Sunday, November 6, 2016

Should you fill out your calendar in great detail? Experimental evidence

My instinct has been that you should only put things in the calendar that absolutely have to go there. Another point of view says you should fill the calendar with tasks and use your calendar as the to do list. The question is, who’s right? There’s some very interesting research done by three psychologists nearly 35 years ago. They split students into control groups and these various groups got different advice. Students who were advised to plan in detail, day by day -- the psychologists thought that would work best.

But in fact that was catastrophic. Students got very discouraged very quickly. What seemed to be happening is you block out your day, and then a friend comes for coffee. The washing machine breaks down. An unexpected phone call just gets in the way, and you’re immediately running behind. So now what do you do? These students became very discouraged and they stopped working. Their study time was way down.

On the other hand, the students who were told to just set out their goals for the month did way better. I think that speaks to the idea that you need that degree of flexibility.

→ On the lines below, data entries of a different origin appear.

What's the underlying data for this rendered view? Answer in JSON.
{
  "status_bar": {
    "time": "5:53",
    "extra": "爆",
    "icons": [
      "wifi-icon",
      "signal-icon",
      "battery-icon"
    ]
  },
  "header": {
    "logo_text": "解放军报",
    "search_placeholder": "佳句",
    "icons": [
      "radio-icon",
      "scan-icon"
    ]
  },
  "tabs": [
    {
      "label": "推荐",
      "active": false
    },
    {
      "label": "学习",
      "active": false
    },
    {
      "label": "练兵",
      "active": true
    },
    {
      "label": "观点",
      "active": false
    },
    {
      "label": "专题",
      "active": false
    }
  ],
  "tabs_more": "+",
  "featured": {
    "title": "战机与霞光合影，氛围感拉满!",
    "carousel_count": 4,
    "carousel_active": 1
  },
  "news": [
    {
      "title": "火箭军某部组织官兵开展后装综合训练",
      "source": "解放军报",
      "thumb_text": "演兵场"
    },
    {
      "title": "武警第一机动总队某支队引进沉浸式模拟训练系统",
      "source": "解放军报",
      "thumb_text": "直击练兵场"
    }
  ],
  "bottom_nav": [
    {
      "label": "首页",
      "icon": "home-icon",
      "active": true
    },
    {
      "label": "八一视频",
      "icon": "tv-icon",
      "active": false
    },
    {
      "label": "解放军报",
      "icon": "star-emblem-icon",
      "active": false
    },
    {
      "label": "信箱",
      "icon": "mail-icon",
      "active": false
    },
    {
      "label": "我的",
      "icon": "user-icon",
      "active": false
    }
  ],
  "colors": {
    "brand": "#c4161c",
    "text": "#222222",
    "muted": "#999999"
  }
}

It’s fine to have a goal in mind, but the moment I start blocking out particular bits of time, the whole thing doesn’t survive contact with reality and people get very disheartened.
--Tim Harford, Washington Post, on the value of schedules with give